Common Easement Disputes

An easement holder may allege that the use of the easement by someone else constitutes trespassing; however, while the holder has the limited right to use the land, they do not own the land. As such, trespassing could only be alleged by the property owner, not the easement holder.

The easement holder could allege interference if, for example, the property owner constructed a locked gate across the easement, interfering with the holder’s access to it. Interference by the landowner is a form of trespass against the easement holder.

Easements affected by zoning regulations may also be the subject of dispute by property owners and government. For example, the city could zone a conservation space on an owner’s property which would prohibit the property owner from building on the site.

Common Boundary Disputes

Fence disputes between property owners are common, especially when one neighbor constructs one to annoy the other.
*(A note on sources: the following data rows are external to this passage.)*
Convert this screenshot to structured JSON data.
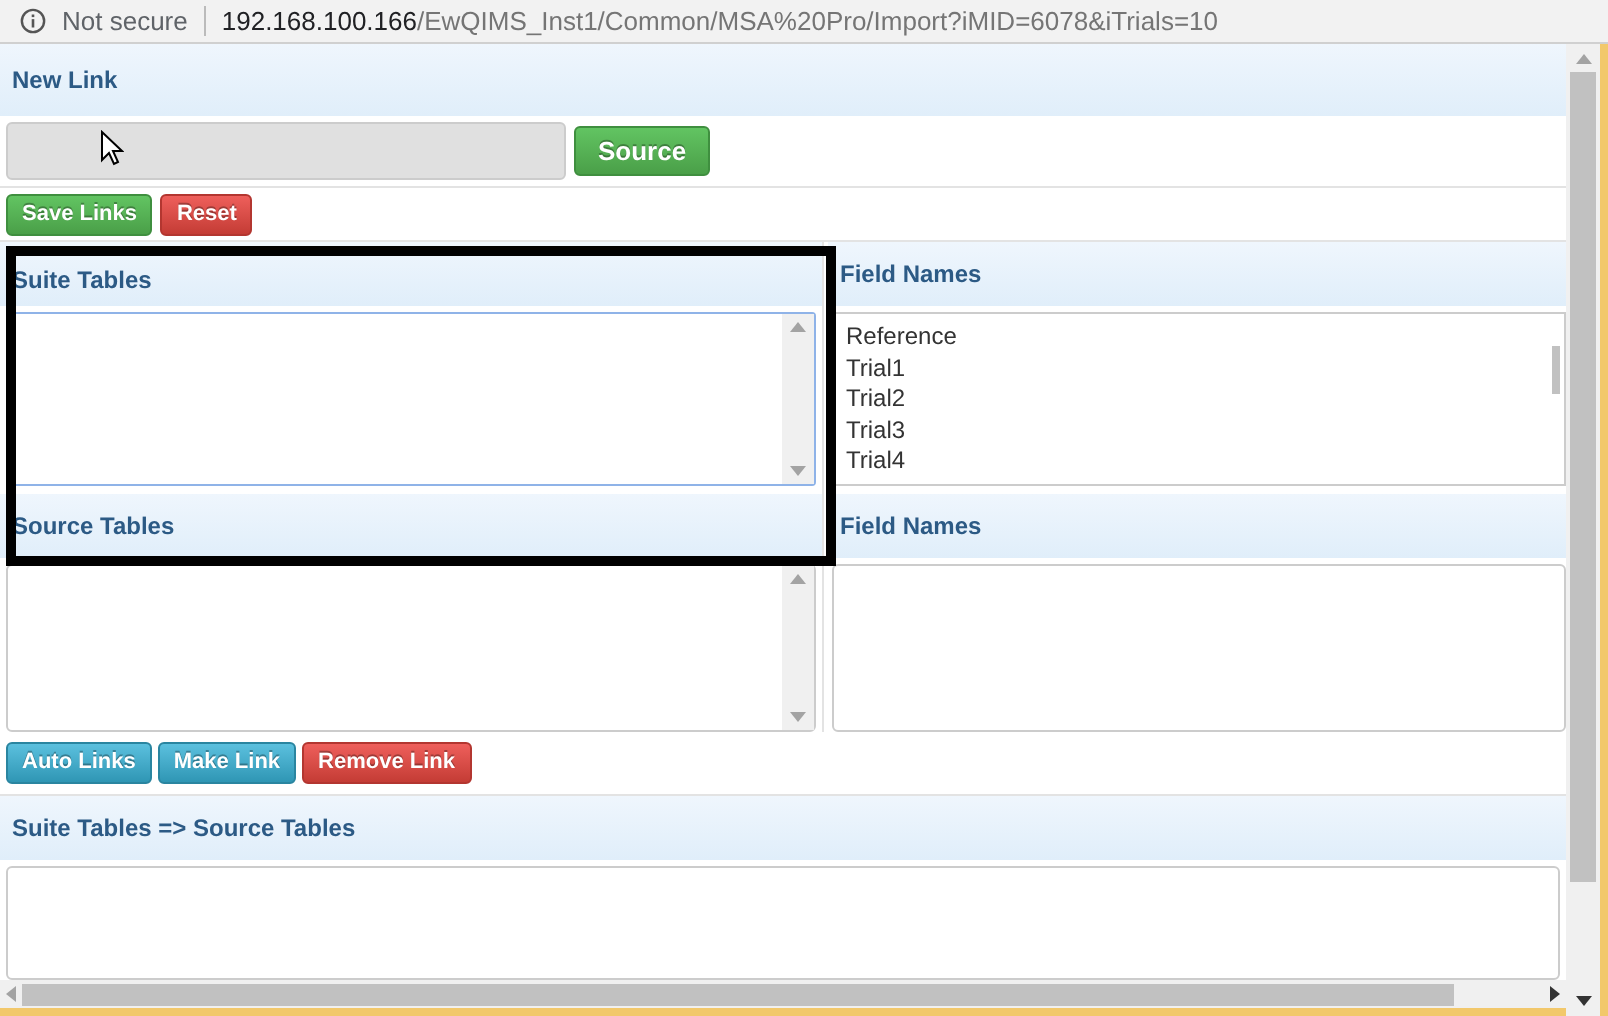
{
  "address_bar": {
    "security": "Not secure",
    "host": "192.168.100.166",
    "path": "/EwQIMS_Inst1/Common/MSA%20Pro/Import?iMID=6078&iTrials=10"
  },
  "new_link": {
    "title": "New Link",
    "source_button": "Source"
  },
  "action_buttons": [
    {
      "label": "Save Links",
      "kind": "success"
    },
    {
      "label": "Reset",
      "kind": "danger"
    }
  ],
  "suite_tables": {
    "title": "Suite Tables"
  },
  "suite_fields": {
    "title": "Field Names",
    "items": [
      "Reference",
      "Trial1",
      "Trial2",
      "Trial3",
      "Trial4"
    ]
  },
  "source_tables": {
    "title": "Source Tables"
  },
  "source_fields": {
    "title": "Field Names"
  },
  "link_buttons": [
    {
      "label": "Auto Links",
      "kind": "info"
    },
    {
      "label": "Make Link",
      "kind": "info"
    },
    {
      "label": "Remove Link",
      "kind": "danger"
    }
  ],
  "links": {
    "title": "Suite Tables => Source Tables"
  }
}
In California, if a neighbor constructs a fence 10 feet high or taller, you may be able to file a private nuisance suit against them.

Property line disputes arise when owners on either side disagree about the location of the property line. Disputes might also arise when one neighbor files an adverse possession case against the other, alleging that their continued maintenance of the property over a period of time gives them an interest in the property.

In California, tree trimming is often the basis for a dispute. While the owner of a property can trim the branches of a neighbor’s tree which protrude over the boundary, they may not do anything that will harm or kill the tree.

Dispute Resolution

Of course, parties may use California courts to resolve disputes. If the monetary value of a claim is less than $10,000 for individuals or $5,000 for businesses, a case may be filed in small claims court. If the value exceeds those thresholds, the case should be filed with the superior court.

Disputes may also be resolved without going to court. Neighbors might agree to have a survey done to confirm the location of boundaries. Hiring an easement and boundary attorney to attempt to negotiate a resolution of the dispute could offer an opportunity to avoid filing a lawsuit.


California laws regarding easements, boundaries, zoning, eminent domain, and adverse possession are complex. If you are unable to reach an agreement with the other party on your own, retain the counsel of an experienced attorney. At Martinez Law Office, I help clients in Santa Ana, Orange County, and throughout Southern California resolve easement and property disputes. Call my office today to schedule a consultation.